## PROBLEM
Give back a single figure: the number of lines in the entries below that contain "title".

## RECORDED INFORMATION

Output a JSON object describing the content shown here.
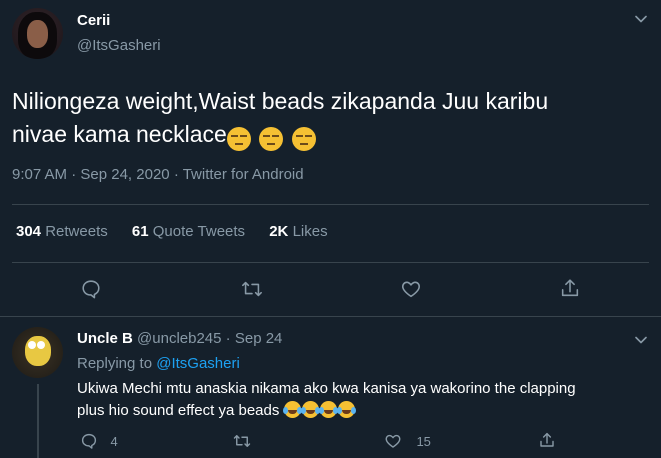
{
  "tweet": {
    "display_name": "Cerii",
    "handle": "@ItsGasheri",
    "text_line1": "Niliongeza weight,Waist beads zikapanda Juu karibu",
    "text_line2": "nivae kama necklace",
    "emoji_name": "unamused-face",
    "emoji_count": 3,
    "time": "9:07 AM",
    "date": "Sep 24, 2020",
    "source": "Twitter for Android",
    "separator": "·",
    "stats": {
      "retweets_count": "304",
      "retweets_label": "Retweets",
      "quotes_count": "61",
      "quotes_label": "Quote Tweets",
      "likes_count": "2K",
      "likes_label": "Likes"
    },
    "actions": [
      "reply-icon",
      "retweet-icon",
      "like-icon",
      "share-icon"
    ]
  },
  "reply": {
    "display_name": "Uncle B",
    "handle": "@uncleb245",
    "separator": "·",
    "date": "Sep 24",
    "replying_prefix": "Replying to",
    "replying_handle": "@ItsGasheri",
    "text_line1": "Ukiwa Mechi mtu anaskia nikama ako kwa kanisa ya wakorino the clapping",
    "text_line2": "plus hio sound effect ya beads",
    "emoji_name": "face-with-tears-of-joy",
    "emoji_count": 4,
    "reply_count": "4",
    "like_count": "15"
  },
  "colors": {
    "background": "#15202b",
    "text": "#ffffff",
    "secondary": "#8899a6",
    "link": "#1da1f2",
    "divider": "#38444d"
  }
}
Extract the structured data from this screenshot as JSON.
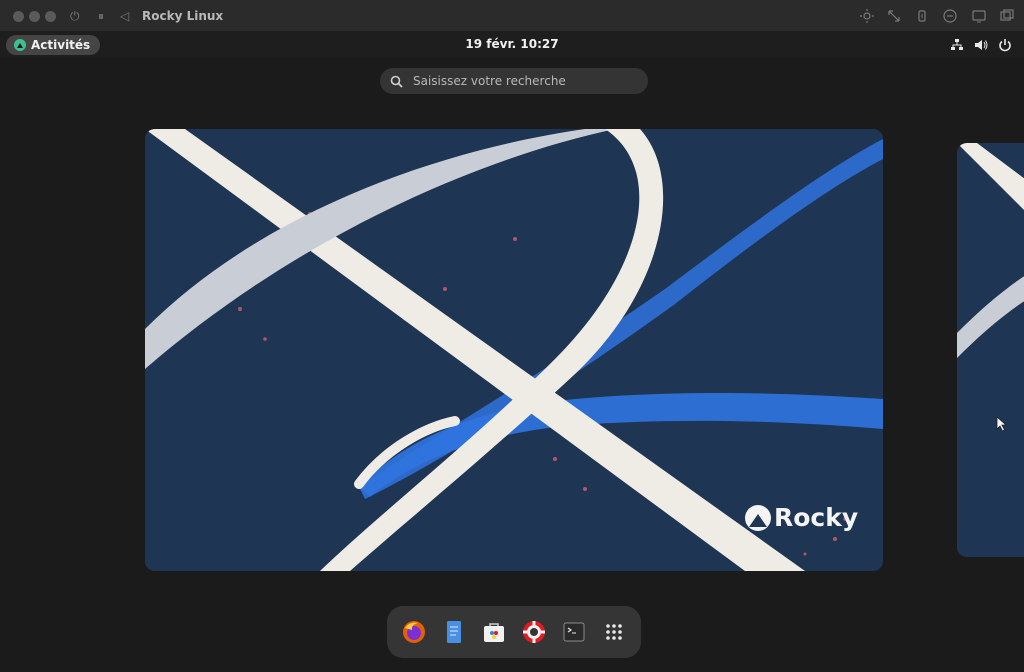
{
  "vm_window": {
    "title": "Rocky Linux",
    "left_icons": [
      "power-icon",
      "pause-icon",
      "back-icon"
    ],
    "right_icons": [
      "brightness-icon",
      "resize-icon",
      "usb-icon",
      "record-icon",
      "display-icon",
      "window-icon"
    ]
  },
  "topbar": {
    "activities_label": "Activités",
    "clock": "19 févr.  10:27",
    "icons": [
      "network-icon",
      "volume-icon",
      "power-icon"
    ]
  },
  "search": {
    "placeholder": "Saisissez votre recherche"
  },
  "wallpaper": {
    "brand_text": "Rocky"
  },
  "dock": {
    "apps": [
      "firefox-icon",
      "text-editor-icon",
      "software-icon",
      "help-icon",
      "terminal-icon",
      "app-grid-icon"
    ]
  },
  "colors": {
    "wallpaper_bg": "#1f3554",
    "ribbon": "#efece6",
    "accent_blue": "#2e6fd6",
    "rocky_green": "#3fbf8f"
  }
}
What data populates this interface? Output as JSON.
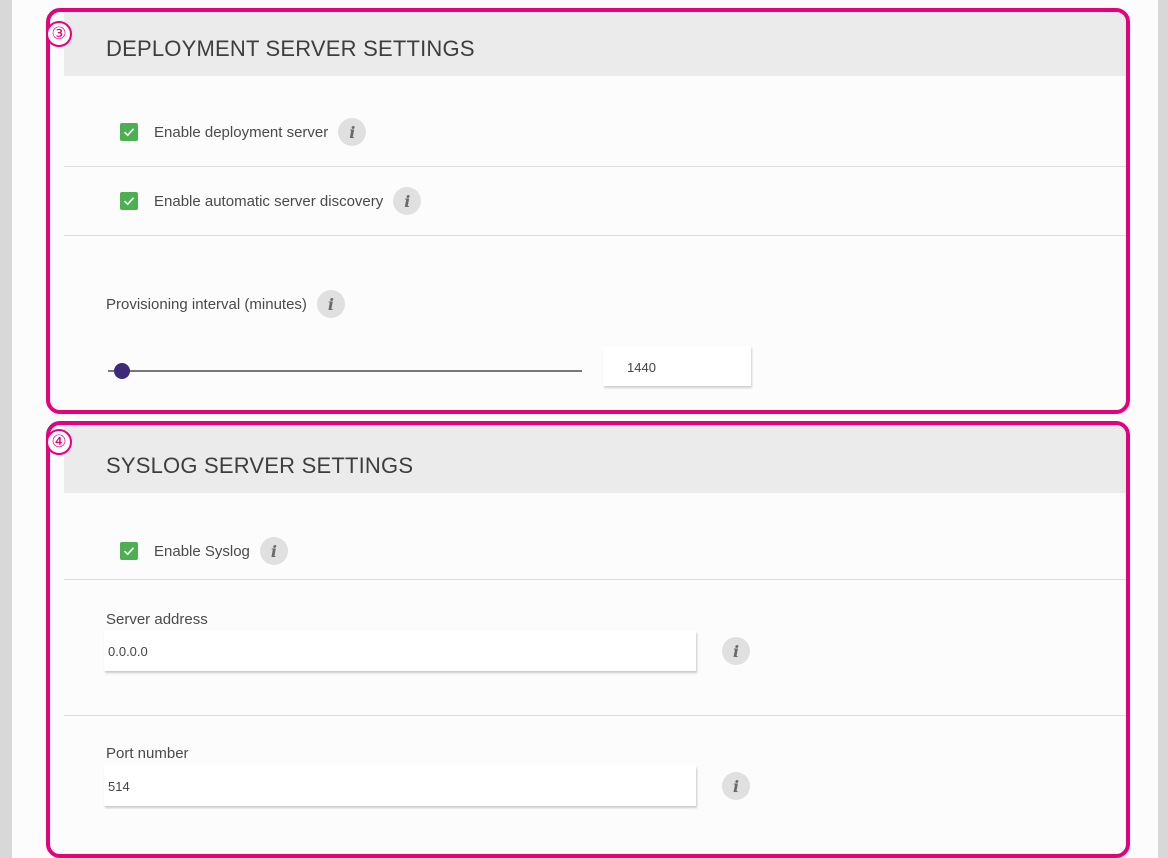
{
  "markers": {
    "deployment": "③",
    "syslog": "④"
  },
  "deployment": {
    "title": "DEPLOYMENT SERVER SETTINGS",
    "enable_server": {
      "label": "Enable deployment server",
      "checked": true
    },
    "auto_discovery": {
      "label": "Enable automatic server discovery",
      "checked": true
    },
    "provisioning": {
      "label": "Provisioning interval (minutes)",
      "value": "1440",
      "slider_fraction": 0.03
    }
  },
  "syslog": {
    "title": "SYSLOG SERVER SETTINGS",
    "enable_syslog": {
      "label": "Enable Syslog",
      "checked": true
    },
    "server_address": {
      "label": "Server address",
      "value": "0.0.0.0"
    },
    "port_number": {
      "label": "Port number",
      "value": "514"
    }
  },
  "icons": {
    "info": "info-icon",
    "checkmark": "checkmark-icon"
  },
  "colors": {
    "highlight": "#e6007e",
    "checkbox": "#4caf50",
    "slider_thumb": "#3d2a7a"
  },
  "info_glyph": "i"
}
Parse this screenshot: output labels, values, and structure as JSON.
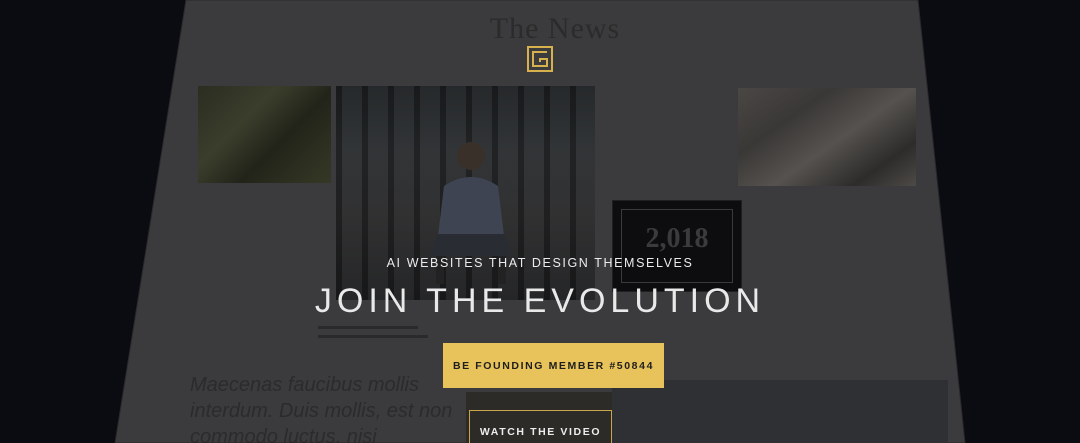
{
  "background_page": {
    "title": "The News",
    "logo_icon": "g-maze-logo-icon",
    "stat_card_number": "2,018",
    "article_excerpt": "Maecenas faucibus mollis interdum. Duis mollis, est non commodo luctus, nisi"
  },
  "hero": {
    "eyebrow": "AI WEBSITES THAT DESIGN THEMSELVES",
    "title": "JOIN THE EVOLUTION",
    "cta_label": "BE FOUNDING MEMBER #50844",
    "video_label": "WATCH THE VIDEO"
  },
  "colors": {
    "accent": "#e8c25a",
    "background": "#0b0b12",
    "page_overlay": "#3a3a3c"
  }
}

## RESPONSE
5